Rider Height: 6'0"
Rider Weight: 180lbs
Rider Boot Size: US9.5 Adidas Tactical ADV
Bindings Used: Burton Malavita M
Control Board for Control Laps: Lib Tech Terrain Wrecker
Weight: 2700grams (5lb 15oz)
Weight per cm: 17.42 grams/cm
Average Weight per cm: 18.59 grams/cm*
*based on a sample size of around 200 models that I’ve weighed in 2019, 2020, 2021, 2022 & 2023 models. So the PBJ was quite a bit lighter than average on the scales, which is saying something for a wide board. On snow it felt a little lighter than normal, but not by heaps.
None on the day we tested the PBJ, unfortunately, but based on specs and the feel of the board, it wouldn't have been great in powder - as true twin, centered, traditional cambered boards tend not to be.
Carving & Turning
Carving: Above average carver for a twin. The traditional camber definitely gives it a leg up there - and it's not super soft or anything either, so it can hold a carve decently well.
Turning: Pretty easy to initiate turns on and perform slashed turns with.
Maneuverability at Slow Speeds: For a wide I was pleasantly surprised with it's quickness of turns at slow speeds. It wasn't lightning, but a better experience than what I would typical feel from a wide board. Sizing down to 155 helped in that, of course.
Skidded Turns: For a trad camber board, it's pretty forgiving of skidded turns. Didn't have to worry too much about catching an edge.
It's not hopeless at speed - and again that trad camber helps here - and the fact that it's not ultra soft or anything. But, it's also not a bomber. Getting up to moderately fast speeds and it starts to loose it's stability. Certainly not as stable at high speeds as the DC Ply, which I also rode that day.
Crud: Gets bucked around fairly easy in crud - not a smasher, but it is pretty easy to correct/make adjustments, when you do get thrown off your line.
Trees/Bumps: Fairly nimble for weaving through wells and handles undulating terrain well too.
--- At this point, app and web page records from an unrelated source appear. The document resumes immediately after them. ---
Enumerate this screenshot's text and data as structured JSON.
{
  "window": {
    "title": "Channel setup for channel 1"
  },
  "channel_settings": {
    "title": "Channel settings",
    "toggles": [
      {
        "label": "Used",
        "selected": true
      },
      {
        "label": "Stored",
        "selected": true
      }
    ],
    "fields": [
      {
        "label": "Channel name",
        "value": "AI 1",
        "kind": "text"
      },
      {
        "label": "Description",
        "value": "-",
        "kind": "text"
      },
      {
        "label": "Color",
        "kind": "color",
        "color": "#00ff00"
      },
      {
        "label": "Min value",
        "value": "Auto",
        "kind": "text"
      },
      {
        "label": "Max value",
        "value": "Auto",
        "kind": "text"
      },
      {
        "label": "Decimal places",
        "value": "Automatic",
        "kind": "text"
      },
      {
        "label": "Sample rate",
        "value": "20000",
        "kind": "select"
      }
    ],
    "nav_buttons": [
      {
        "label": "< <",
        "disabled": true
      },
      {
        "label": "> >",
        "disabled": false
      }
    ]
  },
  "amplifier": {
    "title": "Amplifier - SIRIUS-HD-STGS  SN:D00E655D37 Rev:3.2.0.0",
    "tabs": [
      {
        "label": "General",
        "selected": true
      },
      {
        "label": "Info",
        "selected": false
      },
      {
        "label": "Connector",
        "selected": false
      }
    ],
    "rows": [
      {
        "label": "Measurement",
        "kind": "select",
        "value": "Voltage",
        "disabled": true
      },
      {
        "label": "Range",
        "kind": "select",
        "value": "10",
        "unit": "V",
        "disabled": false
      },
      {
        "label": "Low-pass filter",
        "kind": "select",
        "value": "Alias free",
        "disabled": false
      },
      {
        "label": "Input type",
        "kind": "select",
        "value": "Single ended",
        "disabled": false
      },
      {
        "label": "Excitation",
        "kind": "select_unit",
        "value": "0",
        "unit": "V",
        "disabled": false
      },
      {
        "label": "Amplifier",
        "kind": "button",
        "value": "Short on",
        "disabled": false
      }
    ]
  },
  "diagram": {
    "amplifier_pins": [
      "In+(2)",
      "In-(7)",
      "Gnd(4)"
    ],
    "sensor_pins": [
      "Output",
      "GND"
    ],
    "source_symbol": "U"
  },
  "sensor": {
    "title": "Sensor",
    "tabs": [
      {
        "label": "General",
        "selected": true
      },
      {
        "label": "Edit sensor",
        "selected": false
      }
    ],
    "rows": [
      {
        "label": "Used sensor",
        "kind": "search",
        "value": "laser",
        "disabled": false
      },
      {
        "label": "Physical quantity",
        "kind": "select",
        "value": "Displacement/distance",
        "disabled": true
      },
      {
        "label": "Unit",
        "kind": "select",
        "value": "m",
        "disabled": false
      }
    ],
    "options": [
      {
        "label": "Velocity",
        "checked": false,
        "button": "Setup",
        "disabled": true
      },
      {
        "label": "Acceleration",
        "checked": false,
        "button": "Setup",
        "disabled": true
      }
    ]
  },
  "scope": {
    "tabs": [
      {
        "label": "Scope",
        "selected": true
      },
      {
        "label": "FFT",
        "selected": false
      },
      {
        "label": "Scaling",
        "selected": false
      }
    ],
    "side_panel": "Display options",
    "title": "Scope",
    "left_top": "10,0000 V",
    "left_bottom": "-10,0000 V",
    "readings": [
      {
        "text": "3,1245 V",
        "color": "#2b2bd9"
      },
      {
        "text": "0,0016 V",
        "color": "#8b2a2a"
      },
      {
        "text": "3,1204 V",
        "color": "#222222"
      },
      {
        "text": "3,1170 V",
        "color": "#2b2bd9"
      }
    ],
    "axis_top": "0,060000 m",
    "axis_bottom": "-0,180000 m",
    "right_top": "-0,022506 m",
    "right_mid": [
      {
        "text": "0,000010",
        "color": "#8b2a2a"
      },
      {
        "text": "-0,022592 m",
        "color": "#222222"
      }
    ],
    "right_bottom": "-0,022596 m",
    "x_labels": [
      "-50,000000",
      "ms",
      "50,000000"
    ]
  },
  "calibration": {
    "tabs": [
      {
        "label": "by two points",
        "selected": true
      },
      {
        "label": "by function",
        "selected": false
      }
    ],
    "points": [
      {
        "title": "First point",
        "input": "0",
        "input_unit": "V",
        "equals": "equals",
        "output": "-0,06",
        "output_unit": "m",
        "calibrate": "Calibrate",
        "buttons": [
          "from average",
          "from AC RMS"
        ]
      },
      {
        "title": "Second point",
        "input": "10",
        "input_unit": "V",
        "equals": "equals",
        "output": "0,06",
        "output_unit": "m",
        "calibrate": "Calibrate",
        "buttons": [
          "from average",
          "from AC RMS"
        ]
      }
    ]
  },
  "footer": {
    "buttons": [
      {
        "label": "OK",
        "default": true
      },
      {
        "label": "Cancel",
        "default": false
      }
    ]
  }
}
In a regular width board, I think I would have found this even more nimble, making it an even better weaver.
Overall nice and fun for jumps.
Pop: Nice and easy to extract. Not a hugely high pop ceiling, but def easy to extract.
Approach: Not super stable for faster approaches, but stable enough for most and nice and easy to adjust and make speed checks.
Landing: Solid enough without being a stomper. That extra width helped in this regard.
Side-hits: Easy pop and good maneuverability made this fun on side-hits - and forgiving/un catchy on landings, helping to land on less than ideal terrain.
Small jumps/Big Jumps: Small to medium. Doesn't quite have the stability at speed on faster approaches for bigger jumps.
Really good for riding switch, which was no surprise.
Fairly easy to get spin around and setting up and landing switch was good. Plus good easy pop to get the air you need.
I'm typically not super keen on jibs on a trad camber board. But the PBJ felt uncatchy for a trad camber and something that I was pretty confident taking on jibs - noting that I'm definitely no expert jibber.
Pretty easy to press both nose and tail and being a twin they feel the same. And good for holding it once locked into a press too.
Score Breakdown and Final Verdict
Check out the breakdown of the score in the table below.
Contribution to Final Score
TOTAL after normalizing
The PBJ was super fun for jumps and sidehits, particularly those on the small to medium side, and a great option for jibs. A really good all-round park board, that could just as well be used as an all-mountain freestyle board.
More Info, Current Prices and Where to Buy Online
If you want to learn more about the PBJ, or if you are ready to buy, or if you just want to research prices and availability, check out the links below.
If you want to check out some other freestyle snowboard options, or if you want to compare the PBJ to other freestyle snowboards, then check out the next link.